• [ASSIGNMENT]
For each line of the data below, copy it if it holds the word "author".
Top of RAW DATA
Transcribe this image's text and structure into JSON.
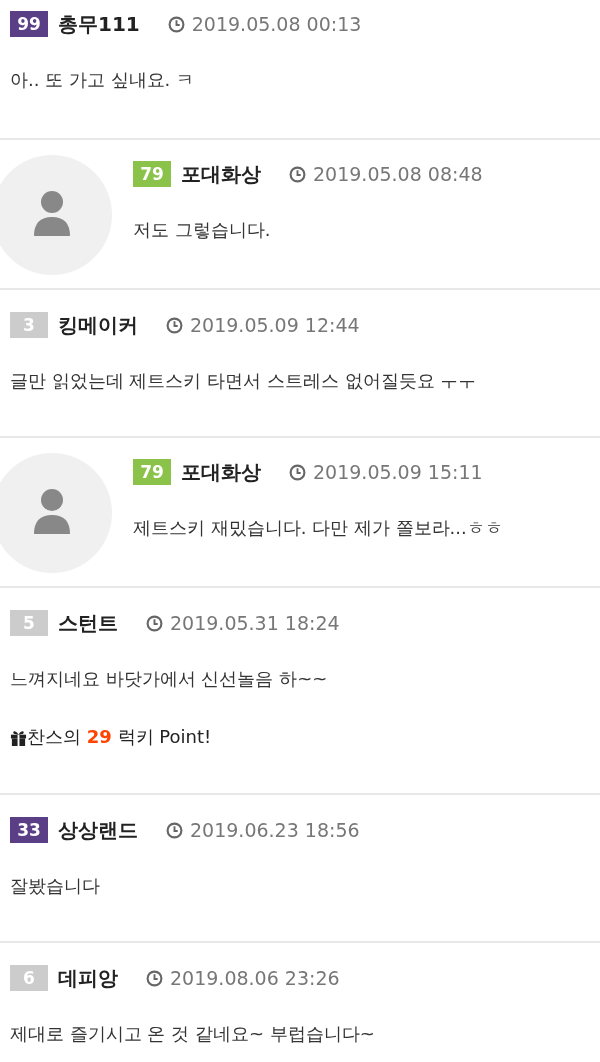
{
  "comments": [
    {
      "kind": "comment",
      "level": "99",
      "color": "#5b3f86",
      "author": "총무111",
      "date": "2019.05.08 00:13",
      "text": "아.. 또 가고 싶내요. ㅋ"
    },
    {
      "kind": "reply",
      "level": "79",
      "color": "#8bc34a",
      "author": "포대화상",
      "date": "2019.05.08 08:48",
      "text": "저도 그렇습니다."
    },
    {
      "kind": "comment",
      "level": "3",
      "color": "#cccccc",
      "author": "킹메이커",
      "date": "2019.05.09 12:44",
      "text": "글만 읽었는데 제트스키 타면서 스트레스 없어질듯요 ㅜㅜ"
    },
    {
      "kind": "reply",
      "level": "79",
      "color": "#8bc34a",
      "author": "포대화상",
      "date": "2019.05.09 15:11",
      "text": "제트스키 재밌습니다. 다만 제가 쫄보라...ㅎㅎ"
    },
    {
      "kind": "comment",
      "level": "5",
      "color": "#cccccc",
      "author": "스턴트",
      "date": "2019.05.31 18:24",
      "text": "느껴지네요 바닷가에서 신선놀음 하~~",
      "bonus": {
        "prefix": "찬스의 ",
        "points": "29",
        "suffix": " 럭키 Point!"
      }
    },
    {
      "kind": "comment",
      "level": "33",
      "color": "#5b3f86",
      "author": "상상랜드",
      "date": "2019.06.23 18:56",
      "text": "잘봤습니다"
    },
    {
      "kind": "comment",
      "level": "6",
      "color": "#cccccc",
      "author": "데피앙",
      "date": "2019.08.06 23:26",
      "text": "제대로 즐기시고 온 것 같네요~ 부럽습니다~"
    }
  ]
}
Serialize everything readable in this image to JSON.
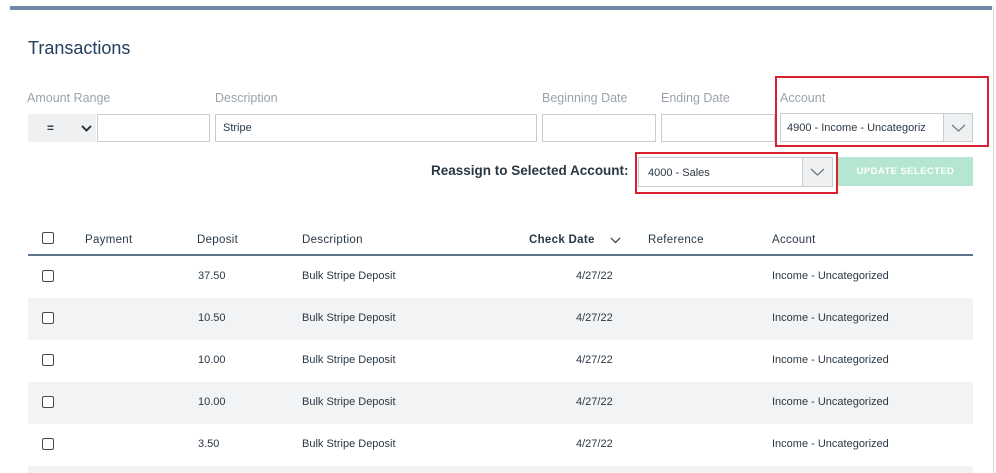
{
  "page": {
    "title": "Transactions"
  },
  "filters": {
    "amount_range_label": "Amount Range",
    "amount_operator": "=",
    "amount_value": "",
    "description_label": "Description",
    "description_value": "Stripe",
    "beginning_date_label": "Beginning Date",
    "beginning_date_value": "",
    "ending_date_label": "Ending Date",
    "ending_date_value": "",
    "account_label": "Account",
    "account_value": "4900 - Income - Uncategoriz"
  },
  "reassign": {
    "label": "Reassign to Selected Account:",
    "selected": "4000 - Sales",
    "button_label": "UPDATE SELECTED"
  },
  "table": {
    "headers": {
      "payment": "Payment",
      "deposit": "Deposit",
      "description": "Description",
      "check_date": "Check Date",
      "reference": "Reference",
      "account": "Account"
    },
    "sort": {
      "column": "check_date",
      "direction": "descending"
    },
    "rows": [
      {
        "payment": "",
        "deposit": "37.50",
        "description": "Bulk Stripe Deposit",
        "check_date": "4/27/22",
        "reference": "",
        "account": "Income - Uncategorized"
      },
      {
        "payment": "",
        "deposit": "10.50",
        "description": "Bulk Stripe Deposit",
        "check_date": "4/27/22",
        "reference": "",
        "account": "Income - Uncategorized"
      },
      {
        "payment": "",
        "deposit": "10.00",
        "description": "Bulk Stripe Deposit",
        "check_date": "4/27/22",
        "reference": "",
        "account": "Income - Uncategorized"
      },
      {
        "payment": "",
        "deposit": "10.00",
        "description": "Bulk Stripe Deposit",
        "check_date": "4/27/22",
        "reference": "",
        "account": "Income - Uncategorized"
      },
      {
        "payment": "",
        "deposit": "3.50",
        "description": "Bulk Stripe Deposit",
        "check_date": "4/27/22",
        "reference": "",
        "account": "Income - Uncategorized"
      }
    ]
  },
  "colors": {
    "highlight": "#d8202f",
    "update_button_bg": "#b4e6d2",
    "header_rule": "#5d738e",
    "top_bar": "#6f86a6"
  },
  "icons": {
    "operator_dropdown": "chevron-down-icon",
    "account_dropdown": "chevron-down-icon",
    "sort_indicator": "chevron-down-icon",
    "row_select": "checkbox-icon"
  }
}
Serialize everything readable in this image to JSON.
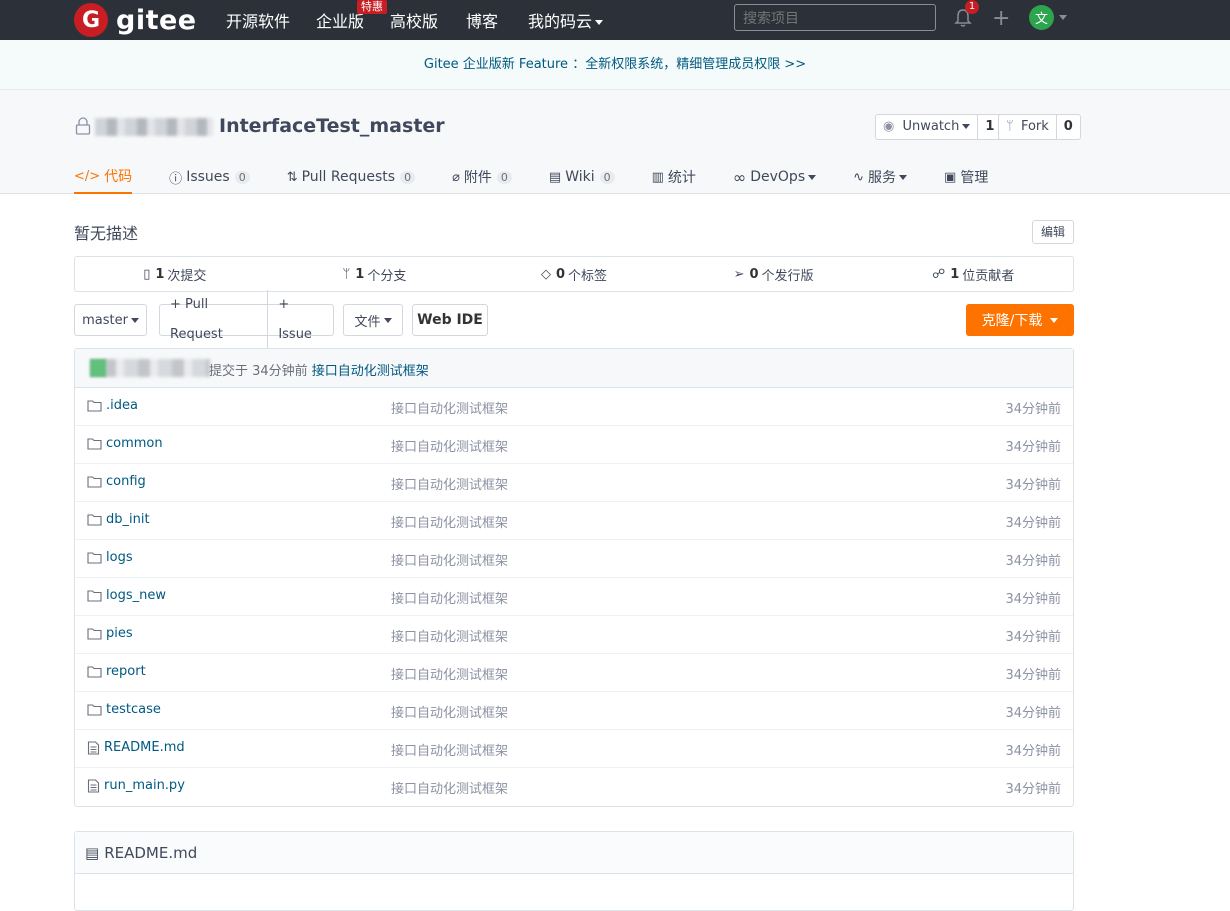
{
  "nav": {
    "logo_letter": "G",
    "logo_text": "gitee",
    "items": [
      "开源软件",
      "企业版",
      "高校版",
      "博客",
      "我的码云"
    ],
    "special_badge": "特惠",
    "search_placeholder": "搜索项目",
    "notification_count": "1",
    "avatar_letter": "文"
  },
  "banner": {
    "text": "Gitee 企业版新 Feature ：全新权限系统，精细管理成员权限 >>"
  },
  "repo": {
    "name": "InterfaceTest_master",
    "unwatch_label": "Unwatch",
    "watch_count": "1",
    "fork_label": "Fork",
    "fork_count": "0"
  },
  "tabs": [
    {
      "label": "代码",
      "count": ""
    },
    {
      "label": "Issues",
      "count": "0"
    },
    {
      "label": "Pull Requests",
      "count": "0"
    },
    {
      "label": "附件",
      "count": "0"
    },
    {
      "label": "Wiki",
      "count": "0"
    },
    {
      "label": "统计",
      "count": ""
    },
    {
      "label": "DevOps",
      "count": ""
    },
    {
      "label": "服务",
      "count": ""
    },
    {
      "label": "管理",
      "count": ""
    }
  ],
  "description": "暂无描述",
  "edit_label": "编辑",
  "stats": [
    {
      "num": "1",
      "label": "次提交"
    },
    {
      "num": "1",
      "label": "个分支"
    },
    {
      "num": "0",
      "label": "个标签"
    },
    {
      "num": "0",
      "label": "个发行版"
    },
    {
      "num": "1",
      "label": "位贡献者"
    }
  ],
  "toolbar": {
    "branch": "master",
    "pull_request": "+ Pull Request",
    "issue": "+ Issue",
    "file": "文件",
    "web_ide": "Web IDE",
    "clone": "克隆/下载"
  },
  "commit": {
    "text": "提交于 34分钟前",
    "message": "接口自动化测试框架"
  },
  "files": [
    {
      "name": ".idea",
      "type": "folder",
      "message": "接口自动化测试框架",
      "time": "34分钟前"
    },
    {
      "name": "common",
      "type": "folder",
      "message": "接口自动化测试框架",
      "time": "34分钟前"
    },
    {
      "name": "config",
      "type": "folder",
      "message": "接口自动化测试框架",
      "time": "34分钟前"
    },
    {
      "name": "db_init",
      "type": "folder",
      "message": "接口自动化测试框架",
      "time": "34分钟前"
    },
    {
      "name": "logs",
      "type": "folder",
      "message": "接口自动化测试框架",
      "time": "34分钟前"
    },
    {
      "name": "logs_new",
      "type": "folder",
      "message": "接口自动化测试框架",
      "time": "34分钟前"
    },
    {
      "name": "pies",
      "type": "folder",
      "message": "接口自动化测试框架",
      "time": "34分钟前"
    },
    {
      "name": "report",
      "type": "folder",
      "message": "接口自动化测试框架",
      "time": "34分钟前"
    },
    {
      "name": "testcase",
      "type": "folder",
      "message": "接口自动化测试框架",
      "time": "34分钟前"
    },
    {
      "name": "README.md",
      "type": "file",
      "message": "接口自动化测试框架",
      "time": "34分钟前"
    },
    {
      "name": "run_main.py",
      "type": "file",
      "message": "接口自动化测试框架",
      "time": "34分钟前"
    }
  ],
  "readme": {
    "title": "README.md"
  }
}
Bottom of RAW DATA
• [RESULT]
      "author": "총무111",
      "author": "포대화상",
      "author": "킹메이커",
      "author": "포대화상",
      "author": "스턴트",
      "author": "상상랜드",
      "author": "데피앙",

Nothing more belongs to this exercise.